• HOW TO COMPLETE THIS TASK: Word for word, give the listing below again.
_ _ _
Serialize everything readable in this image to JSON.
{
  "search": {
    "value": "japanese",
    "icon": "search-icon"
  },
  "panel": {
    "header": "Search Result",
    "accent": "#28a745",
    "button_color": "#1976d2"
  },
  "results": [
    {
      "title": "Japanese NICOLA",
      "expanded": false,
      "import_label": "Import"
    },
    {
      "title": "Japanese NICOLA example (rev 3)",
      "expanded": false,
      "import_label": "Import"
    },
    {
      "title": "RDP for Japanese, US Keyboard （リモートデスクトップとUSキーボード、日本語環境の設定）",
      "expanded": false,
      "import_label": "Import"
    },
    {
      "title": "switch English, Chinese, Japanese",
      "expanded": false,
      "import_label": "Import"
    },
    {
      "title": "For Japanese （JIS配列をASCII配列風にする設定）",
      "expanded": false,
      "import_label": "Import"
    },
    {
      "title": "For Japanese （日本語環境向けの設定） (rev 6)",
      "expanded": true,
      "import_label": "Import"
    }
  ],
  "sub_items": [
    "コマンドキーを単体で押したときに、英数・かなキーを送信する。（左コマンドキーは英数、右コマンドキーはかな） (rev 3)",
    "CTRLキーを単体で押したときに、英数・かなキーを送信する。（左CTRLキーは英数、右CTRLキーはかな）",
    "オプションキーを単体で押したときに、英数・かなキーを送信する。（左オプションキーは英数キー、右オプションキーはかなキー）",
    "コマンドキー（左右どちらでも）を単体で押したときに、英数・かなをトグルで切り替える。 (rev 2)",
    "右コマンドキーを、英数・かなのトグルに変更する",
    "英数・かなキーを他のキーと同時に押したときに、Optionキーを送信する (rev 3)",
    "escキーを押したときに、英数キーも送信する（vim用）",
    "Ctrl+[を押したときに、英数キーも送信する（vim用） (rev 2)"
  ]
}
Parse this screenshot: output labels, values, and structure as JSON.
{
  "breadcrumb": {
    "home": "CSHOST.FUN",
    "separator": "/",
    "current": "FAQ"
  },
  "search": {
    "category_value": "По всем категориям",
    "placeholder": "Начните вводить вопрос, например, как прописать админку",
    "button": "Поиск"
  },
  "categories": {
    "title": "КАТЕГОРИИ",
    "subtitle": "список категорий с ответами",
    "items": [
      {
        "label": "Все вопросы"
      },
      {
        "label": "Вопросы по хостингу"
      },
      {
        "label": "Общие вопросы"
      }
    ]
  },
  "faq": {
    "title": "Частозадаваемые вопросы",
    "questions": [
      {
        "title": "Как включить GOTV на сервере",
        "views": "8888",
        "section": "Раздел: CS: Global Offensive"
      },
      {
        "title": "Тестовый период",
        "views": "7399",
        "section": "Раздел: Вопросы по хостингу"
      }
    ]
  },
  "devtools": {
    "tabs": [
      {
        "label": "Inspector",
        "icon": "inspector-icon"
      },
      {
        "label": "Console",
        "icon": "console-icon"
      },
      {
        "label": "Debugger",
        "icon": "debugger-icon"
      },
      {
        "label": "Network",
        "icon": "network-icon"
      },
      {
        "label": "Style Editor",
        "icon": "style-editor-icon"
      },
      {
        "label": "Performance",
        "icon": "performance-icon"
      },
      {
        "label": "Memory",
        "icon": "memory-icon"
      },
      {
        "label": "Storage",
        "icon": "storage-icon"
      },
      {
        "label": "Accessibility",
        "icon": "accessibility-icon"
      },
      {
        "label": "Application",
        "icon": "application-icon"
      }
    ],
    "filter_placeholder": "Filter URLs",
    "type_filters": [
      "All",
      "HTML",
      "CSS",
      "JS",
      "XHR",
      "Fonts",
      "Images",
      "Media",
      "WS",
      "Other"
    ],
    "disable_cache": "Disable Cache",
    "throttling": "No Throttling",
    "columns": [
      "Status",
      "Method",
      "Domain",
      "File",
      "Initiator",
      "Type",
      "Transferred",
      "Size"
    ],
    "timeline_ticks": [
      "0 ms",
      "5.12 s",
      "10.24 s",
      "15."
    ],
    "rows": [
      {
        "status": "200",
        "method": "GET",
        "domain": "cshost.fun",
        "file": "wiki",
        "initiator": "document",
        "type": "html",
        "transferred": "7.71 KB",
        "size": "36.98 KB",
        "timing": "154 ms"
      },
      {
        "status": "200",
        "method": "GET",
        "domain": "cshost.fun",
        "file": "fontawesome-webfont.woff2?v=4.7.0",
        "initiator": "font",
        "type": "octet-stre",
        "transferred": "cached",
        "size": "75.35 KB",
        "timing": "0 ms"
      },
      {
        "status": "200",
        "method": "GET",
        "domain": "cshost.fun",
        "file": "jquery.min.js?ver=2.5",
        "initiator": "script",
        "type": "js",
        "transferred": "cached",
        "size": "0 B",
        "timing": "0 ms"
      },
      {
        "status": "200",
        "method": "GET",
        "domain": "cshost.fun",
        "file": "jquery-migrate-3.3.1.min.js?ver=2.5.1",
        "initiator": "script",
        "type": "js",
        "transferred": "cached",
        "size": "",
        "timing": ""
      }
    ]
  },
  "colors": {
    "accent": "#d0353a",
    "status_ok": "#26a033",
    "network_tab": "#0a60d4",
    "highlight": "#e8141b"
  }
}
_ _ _
• ANSWER TO THIS TASK:
Serialize everything readable in this image to JSON.
{
  "search": {
    "value": "japanese",
    "icon": "search-icon"
  },
  "panel": {
    "header": "Search Result",
    "accent": "#28a745",
    "button_color": "#1976d2"
  },
  "results": [
    {
      "title": "Japanese NICOLA",
      "expanded": false,
      "import_label": "Import"
    },
    {
      "title": "Japanese NICOLA example (rev 3)",
      "expanded": false,
      "import_label": "Import"
    },
    {
      "title": "RDP for Japanese, US Keyboard （リモートデスクトップとUSキーボード、日本語環境の設定）",
      "expanded": false,
      "import_label": "Import"
    },
    {
      "title": "switch English, Chinese, Japanese",
      "expanded": false,
      "import_label": "Import"
    },
    {
      "title": "For Japanese （JIS配列をASCII配列風にする設定）",
      "expanded": false,
      "import_label": "Import"
    },
    {
      "title": "For Japanese （日本語環境向けの設定） (rev 6)",
      "expanded": true,
      "import_label": "Import"
    }
  ],
  "sub_items": [
    "コマンドキーを単体で押したときに、英数・かなキーを送信する。（左コマンドキーは英数、右コマンドキーはかな） (rev 3)",
    "CTRLキーを単体で押したときに、英数・かなキーを送信する。（左CTRLキーは英数、右CTRLキーはかな）",
    "オプションキーを単体で押したときに、英数・かなキーを送信する。（左オプションキーは英数キー、右オプションキーはかなキー）",
    "コマンドキー（左右どちらでも）を単体で押したときに、英数・かなをトグルで切り替える。 (rev 2)",
    "右コマンドキーを、英数・かなのトグルに変更する",
    "英数・かなキーを他のキーと同時に押したときに、Optionキーを送信する (rev 3)",
    "escキーを押したときに、英数キーも送信する（vim用）",
    "Ctrl+[を押したときに、英数キーも送信する（vim用） (rev 2)"
  ]
}
Parse this screenshot: output labels, values, and structure as JSON.
{
  "breadcrumb": {
    "home": "CSHOST.FUN",
    "separator": "/",
    "current": "FAQ"
  },
  "search": {
    "category_value": "По всем категориям",
    "placeholder": "Начните вводить вопрос, например, как прописать админку",
    "button": "Поиск"
  },
  "categories": {
    "title": "КАТЕГОРИИ",
    "subtitle": "список категорий с ответами",
    "items": [
      {
        "label": "Все вопросы"
      },
      {
        "label": "Вопросы по хостингу"
      },
      {
        "label": "Общие вопросы"
      }
    ]
  },
  "faq": {
    "title": "Частозадаваемые вопросы",
    "questions": [
      {
        "title": "Как включить GOTV на сервере",
        "views": "8888",
        "section": "Раздел: CS: Global Offensive"
      },
      {
        "title": "Тестовый период",
        "views": "7399",
        "section": "Раздел: Вопросы по хостингу"
      }
    ]
  },
  "devtools": {
    "tabs": [
      {
        "label": "Inspector",
        "icon": "inspector-icon"
      },
      {
        "label": "Console",
        "icon": "console-icon"
      },
      {
        "label": "Debugger",
        "icon": "debugger-icon"
      },
      {
        "label": "Network",
        "icon": "network-icon"
      },
      {
        "label": "Style Editor",
        "icon": "style-editor-icon"
      },
      {
        "label": "Performance",
        "icon": "performance-icon"
      },
      {
        "label": "Memory",
        "icon": "memory-icon"
      },
      {
        "label": "Storage",
        "icon": "storage-icon"
      },
      {
        "label": "Accessibility",
        "icon": "accessibility-icon"
      },
      {
        "label": "Application",
        "icon": "application-icon"
      }
    ],
    "filter_placeholder": "Filter URLs",
    "type_filters": [
      "All",
      "HTML",
      "CSS",
      "JS",
      "XHR",
      "Fonts",
      "Images",
      "Media",
      "WS",
      "Other"
    ],
    "disable_cache": "Disable Cache",
    "throttling": "No Throttling",
    "columns": [
      "Status",
      "Method",
      "Domain",
      "File",
      "Initiator",
      "Type",
      "Transferred",
      "Size"
    ],
    "timeline_ticks": [
      "0 ms",
      "5.12 s",
      "10.24 s",
      "15."
    ],
    "rows": [
      {
        "status": "200",
        "method": "GET",
        "domain": "cshost.fun",
        "file": "wiki",
        "initiator": "document",
        "type": "html",
        "transferred": "7.71 KB",
        "size": "36.98 KB",
        "timing": "154 ms"
      },
      {
        "status": "200",
        "method": "GET",
        "domain": "cshost.fun",
        "file": "fontawesome-webfont.woff2?v=4.7.0",
        "initiator": "font",
        "type": "octet-stre",
        "transferred": "cached",
        "size": "75.35 KB",
        "timing": "0 ms"
      },
      {
        "status": "200",
        "method": "GET",
        "domain": "cshost.fun",
        "file": "jquery.min.js?ver=2.5",
        "initiator": "script",
        "type": "js",
        "transferred": "cached",
        "size": "0 B",
        "timing": "0 ms"
      },
      {
        "status": "200",
        "method": "GET",
        "domain": "cshost.fun",
        "file": "jquery-migrate-3.3.1.min.js?ver=2.5.1",
        "initiator": "script",
        "type": "js",
        "transferred": "cached",
        "size": "",
        "timing": ""
      }
    ]
  },
  "colors": {
    "accent": "#d0353a",
    "status_ok": "#26a033",
    "network_tab": "#0a60d4",
    "highlight": "#e8141b"
  }
}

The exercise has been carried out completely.